Copy all lines containing the string "TRAVAUX" from the records below.

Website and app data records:
────

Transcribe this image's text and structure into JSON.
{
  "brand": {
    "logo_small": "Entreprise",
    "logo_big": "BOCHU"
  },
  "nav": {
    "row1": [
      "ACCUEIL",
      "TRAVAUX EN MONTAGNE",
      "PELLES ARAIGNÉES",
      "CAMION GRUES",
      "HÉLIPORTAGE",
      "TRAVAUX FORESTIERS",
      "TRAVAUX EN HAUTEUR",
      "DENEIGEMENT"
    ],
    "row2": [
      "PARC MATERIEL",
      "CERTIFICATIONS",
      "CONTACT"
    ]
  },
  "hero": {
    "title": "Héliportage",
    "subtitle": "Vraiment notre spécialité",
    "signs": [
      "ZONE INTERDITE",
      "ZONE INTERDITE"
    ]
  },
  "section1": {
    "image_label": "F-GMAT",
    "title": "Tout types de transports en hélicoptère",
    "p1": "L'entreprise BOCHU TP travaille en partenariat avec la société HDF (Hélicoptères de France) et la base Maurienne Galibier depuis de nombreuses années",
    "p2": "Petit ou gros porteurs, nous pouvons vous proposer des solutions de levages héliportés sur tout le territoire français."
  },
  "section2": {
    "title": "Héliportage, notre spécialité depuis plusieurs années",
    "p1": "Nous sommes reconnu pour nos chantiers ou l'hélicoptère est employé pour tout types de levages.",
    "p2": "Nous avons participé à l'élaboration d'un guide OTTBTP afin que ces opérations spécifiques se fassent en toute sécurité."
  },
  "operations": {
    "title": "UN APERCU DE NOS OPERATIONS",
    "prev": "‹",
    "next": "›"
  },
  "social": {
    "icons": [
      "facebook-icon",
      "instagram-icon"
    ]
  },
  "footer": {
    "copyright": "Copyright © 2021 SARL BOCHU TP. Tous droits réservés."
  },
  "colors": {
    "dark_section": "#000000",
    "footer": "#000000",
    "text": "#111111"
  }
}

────

WRITTEN SOLUTION:
      "TRAVAUX EN MONTAGNE",
      "TRAVAUX FORESTIERS",
      "TRAVAUX EN HAUTEUR",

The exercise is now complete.